Authentication is performed using packages and procedures in the user's schema (owa_customize.authorize), or if not found, in the schema containing the PL/SQL Web Toolkit packages.
Authentication is performed using packages and procedures in the user's schema (packageName.authorize).
Authentication is performed using Oracle Application Server Single Sign-On. Use this mode only if your application works with OracleAS Single Sign-On Server.
The module, mod_plsql, supports authentication at the database level. It uses HTTP basic authentication but authenticates credentials by using them to attempt to log on to the database. Authentication is verified against a user database account, using user names and passwords that are either:
stored in the DAD. The end user is not required to log in. This method is useful for Web pages that provide public information.
provided by the users by means of the browser's Basic HTTP Authentication dialog box. The user must provide a user name and password in the dialog box.
Oracle HTTP Server has a different mechanism for the basic authentication mode. The user name and password must be stored in the DAD. Oracle HTTP Server uses HTTP basic authentication where the credentials are stored in a password file on the file system. Authentication is verified against the users listed in that file.
Basic Authentication Mode
mod_plsql supports basic authentication. Oracle HTTP Server authenticates users' credentials against a password file on the file system. This functionality is provided by a module called
Custom authentication enables applications to authenticate users within the application itself, not at the database level. Authorization is performed by invoking a user-written authorization function.

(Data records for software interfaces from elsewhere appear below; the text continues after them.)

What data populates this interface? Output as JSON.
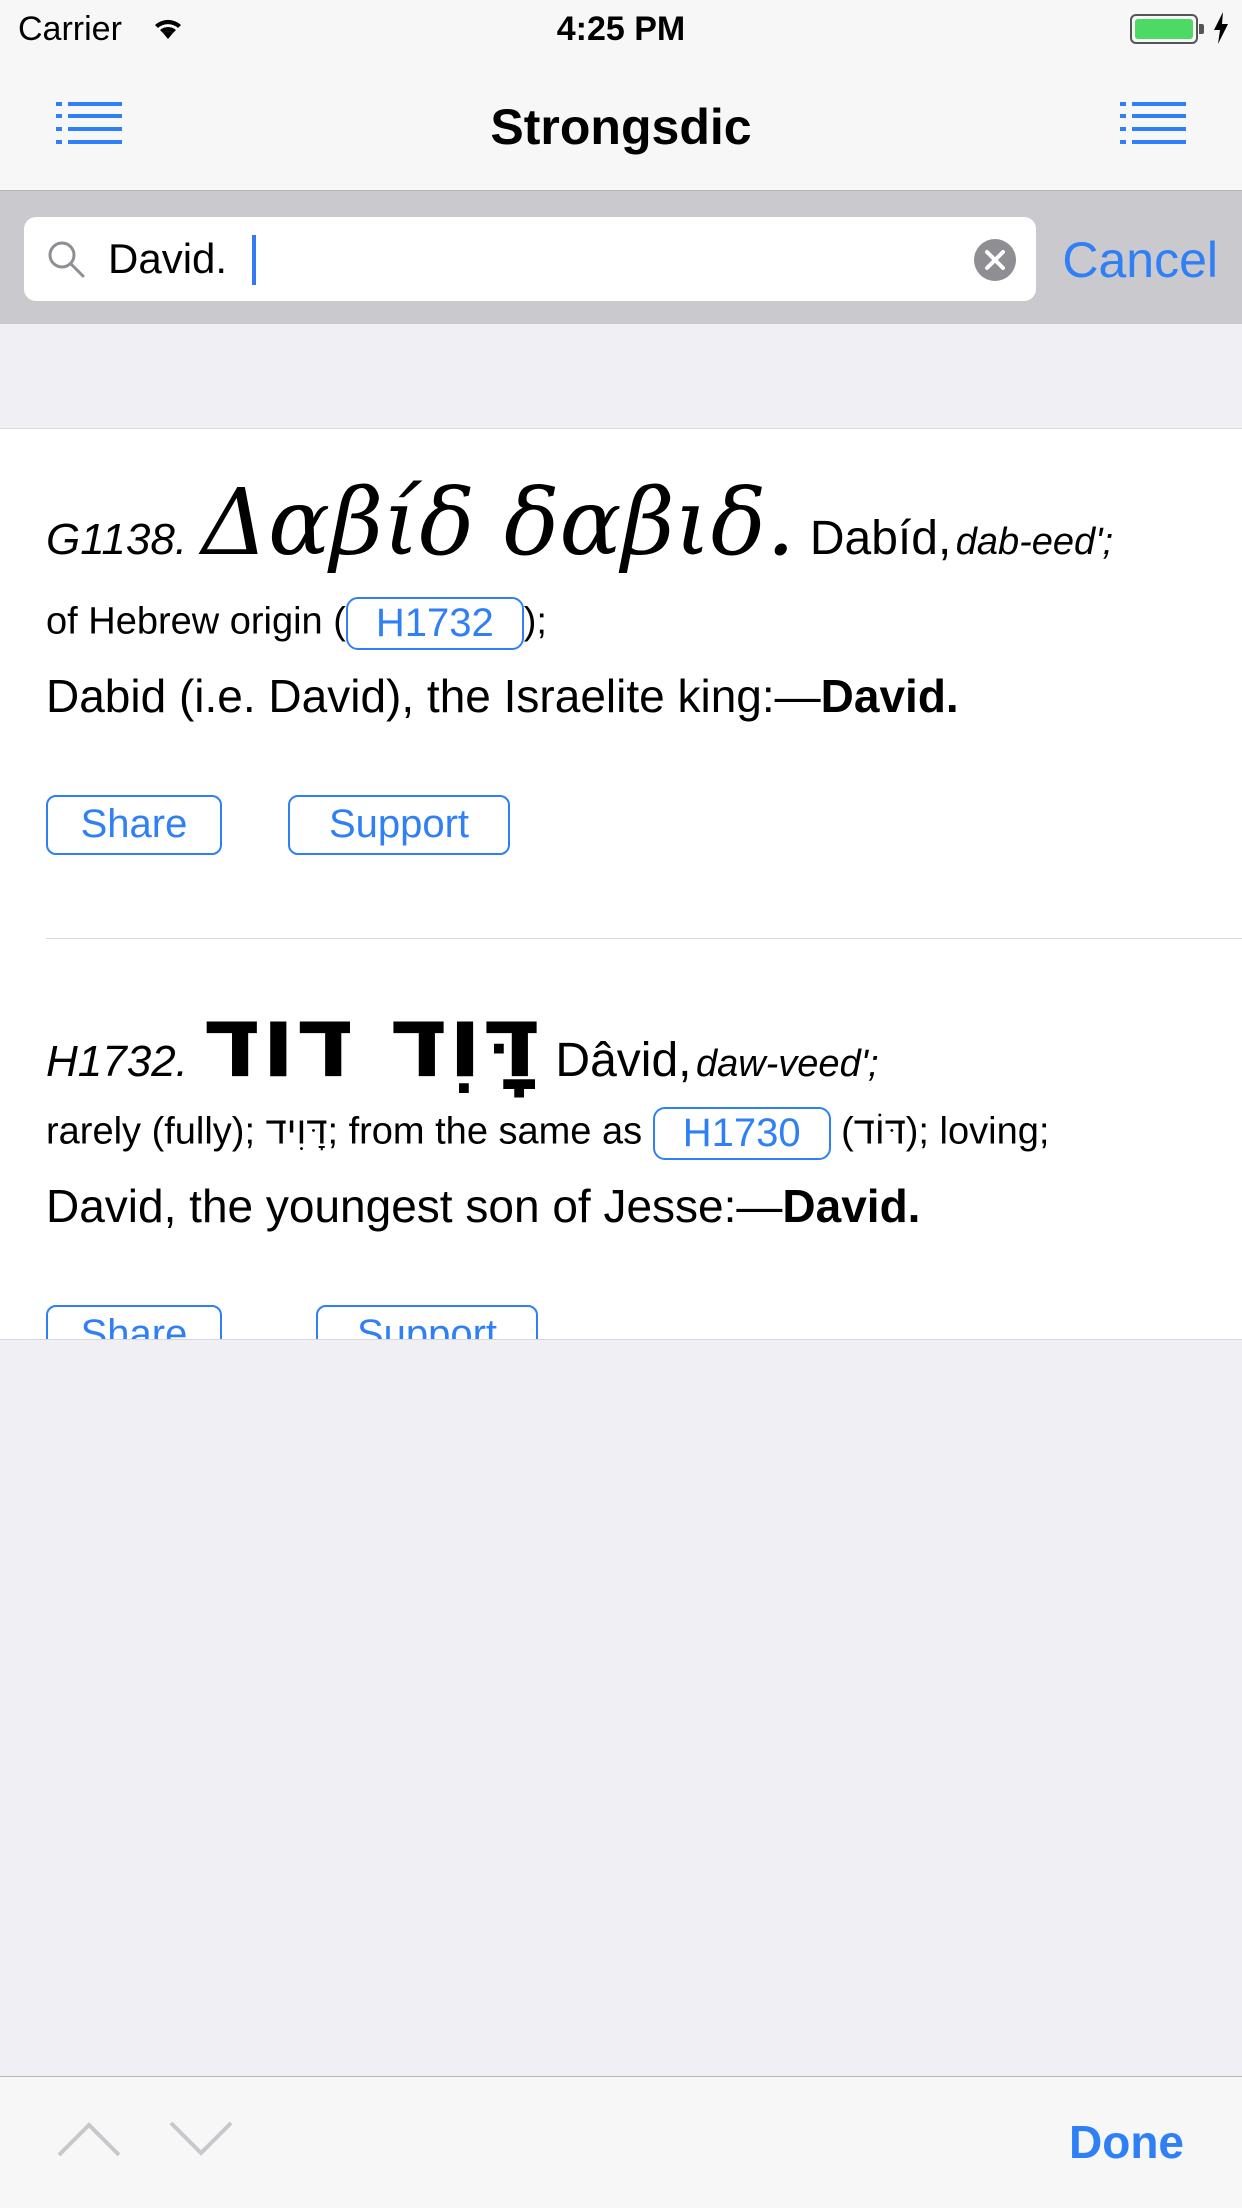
{
  "status_bar": {
    "carrier": "Carrier",
    "time": "4:25 PM"
  },
  "nav": {
    "title": "Strongsdic"
  },
  "search": {
    "value": "David.",
    "cancel_label": "Cancel"
  },
  "entries": [
    {
      "code": "G1138.",
      "lemma": "Δαβίδ  δαβιδ.",
      "transliteration": "Dabíd,",
      "pronunciation": "dab-eed';",
      "origin_prefix": "of Hebrew origin (",
      "ref": "H1732",
      "origin_suffix": ");",
      "definition": "Dabid (i.e. David), the Israelite king:—",
      "definition_bold": "David.",
      "share_label": "Share",
      "support_label": "Support"
    },
    {
      "code": "H1732.",
      "lemma": "דָּוִד  דוד",
      "transliteration": "Dâvid,",
      "pronunciation": "daw-veed';",
      "origin_prefix": "rarely (fully); דָּוִיד; from the same as ",
      "ref": "H1730",
      "origin_suffix": " (דּוֹד); loving;",
      "definition": "David, the youngest son of Jesse:—",
      "definition_bold": "David.",
      "share_label": "Share",
      "support_label": "Support"
    }
  ],
  "toolbar": {
    "done_label": "Done"
  },
  "colors": {
    "accent": "#2f7ff6",
    "background": "#efeff4",
    "battery": "#4cd964"
  }
}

Custom authentication is done using OWA_CUSTOM and cannot be combined with dynamic username/password authentication. Custom authentication needs to have a static username/password stored in the DAD configuration file. mod_plsql uses this DAD username/password to login to the database. Once mod_plsql is logged in, authentication control is passed back to the application, by calling an application-level PL/SQL hook. This callback function is implemented by the application developers. The value returned by the callback function determines the success or failure of authentication. The value
TRUE means success and
FALSE means failure.
Depending on the kind of custom authentication needed, you can place the authentication function in different locations:
Global OWA enables you to invoke the same authentication function for all users and procedures.
Custom OWA enables you to invoke a different authentication function for each user and for all procedures.
Per Package authentication enables you to invoke the authentication function for all users, but only for procedures in a specific package or for anonymous procedures.
For example, when using Custom OWA, an authorization function might verify that a user has logged in as user guest with password welcome, or it might check the user's IP address to determine access.
Table 2-2 summarizes the parameter values.
Table 2-2 Custom Authentication Modes and Callback Functions
|Mode||Access Control Scope||Callback Function|
For DADs using dynamic authentication (no username/password in the DAD), mod_plsql allows users to log off (clear HTTP authentication information) programmatically through a PL/SQL procedure without having to exit all browser instances. This feature is supported on Netscape 3.0 or higher and on Microsoft Internet Explorer. On other browsers, the user may have to exit the browser to deauthenticate.
Deauthentication can be done programatically by creating your own logout procedure, which simulates a logout and redirects the user to a sign-off page.
Create or replace procedure
MyLogOffProc as follows:
BEGIN -- Open the HTTP header owa_util.mime_header('text/html', FALSE, NULL); -- Send a cookie to logout owa_cookie.send('WDB_GATEWAY_LOGOUT', 'YES', path=>'/'); -- Close the HTTP header owa_util.http_header_close; -- Generate the page htp.p('You have been logged off from the WEBSITE'); htp.anchor( 'http://www.abc.com', 'click here'); htp.p('<BR>bye'); END;
Another method of deauthentication is to add
/logmeoff after the DAD in the URL. For example: